The game saw the Soviets take a 1-0 lead with two Canadians in the penalty box. Then the game was delayed when Parise was called for interference despite checking a player who was carrying the puck. When he complained, he was immediately given a 10 minute misconduct and responded in anger by banging his stick on the ice and skating circles in a rage. His anger then boiled over and he finally rushed Kompalla with his stick raised, feinting as if he were about to split Kompalla's head open, as the controversial referee flinched in fear. Parise was then thrown out of the game for his actions and at one point, Team Canada head coach Harry Sinden threw a chair on the ice!
Parise woud play another season and a half with Minnesota until being traded half way through the 1974-75 season to the New York Islanders. He would help lead the Islanders to their first playoff appearance in the young franchise's history. As the Islanders reached the Semifinals, Parise would finish second to former North Stars teammate and linemate Jude Drouin, with 16 points in 17 games.
Parise played two and a half seasons for the Islanders, scoring 57 and 56 points, including a 25 goal season in 1976-77, the second best of his career. Halfway through the 1977-78 season, Parise was traded to the Cleveland Barons, with whom he would play in 40 games.
In an unprecedented and fitting move, the Barons franchise was merged with the North Stars organization, which saw Parise return to Minnesota for the final season of his career, where he served as team captain for the newly merged roster.
His final career totals were 890 games played with 238 goals and 594 points. At the time of his retirement, Parise was third in North Stars history in goals, second in points and their all-time leader in assists.
Following his retirement, Parise became an assistant coach with the North Stars between 1980 and 1988, except for 1983-84 when he was head coach for Minnesota's top minor league affiliate, the Salt Lake Golden Eagles. He then began a new phase of his career when he became the hockey director and coach at Minnesota prep school Shattuck-St. Mary's, where players such as Sidney Crosby, Jack Johnson, Jonathan Toews and his own son, Zach Parise all played on their way to NHL stardom.
Parise found great enjoyment and a return to the spotlight in Minnesota when Zach signed to play for the Minnesota Wild in 2012.
The North Stars wore very similar jerseys during their inaugural 1967-68 season, only without the white shoulders. Those arrived for their second season of 1968-69 and remained unchanged through 1974-75.

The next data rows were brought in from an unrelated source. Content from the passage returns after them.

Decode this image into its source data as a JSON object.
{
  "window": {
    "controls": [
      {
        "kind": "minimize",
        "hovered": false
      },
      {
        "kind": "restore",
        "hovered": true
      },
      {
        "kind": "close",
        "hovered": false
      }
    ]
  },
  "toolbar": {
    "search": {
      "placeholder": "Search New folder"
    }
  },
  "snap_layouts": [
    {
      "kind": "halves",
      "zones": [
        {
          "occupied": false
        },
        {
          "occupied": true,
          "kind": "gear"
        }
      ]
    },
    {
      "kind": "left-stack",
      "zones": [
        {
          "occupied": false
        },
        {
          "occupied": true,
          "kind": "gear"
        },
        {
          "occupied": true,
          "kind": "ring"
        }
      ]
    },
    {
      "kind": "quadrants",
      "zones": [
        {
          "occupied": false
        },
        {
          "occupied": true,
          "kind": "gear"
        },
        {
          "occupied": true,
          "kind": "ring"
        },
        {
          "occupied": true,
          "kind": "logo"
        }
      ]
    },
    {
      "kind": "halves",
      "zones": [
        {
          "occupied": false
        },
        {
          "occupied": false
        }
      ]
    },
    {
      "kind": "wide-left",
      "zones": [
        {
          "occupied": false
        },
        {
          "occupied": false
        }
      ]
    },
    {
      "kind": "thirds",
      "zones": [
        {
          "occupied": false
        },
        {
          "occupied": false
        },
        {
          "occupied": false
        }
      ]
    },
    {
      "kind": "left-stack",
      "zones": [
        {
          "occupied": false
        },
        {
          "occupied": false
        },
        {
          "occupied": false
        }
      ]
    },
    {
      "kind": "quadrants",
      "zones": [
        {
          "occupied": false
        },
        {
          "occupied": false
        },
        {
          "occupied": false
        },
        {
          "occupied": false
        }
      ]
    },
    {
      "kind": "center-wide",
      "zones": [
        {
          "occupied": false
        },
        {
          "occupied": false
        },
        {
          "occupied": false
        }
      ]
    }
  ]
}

In today's video section, the incident where Parise was thrown out of the historic Game 8 versus the Soviet Union during the 1972 Summit Series.
Here is the tribute video shown by the Wild before their game last night honoring the life of J. P. Parise.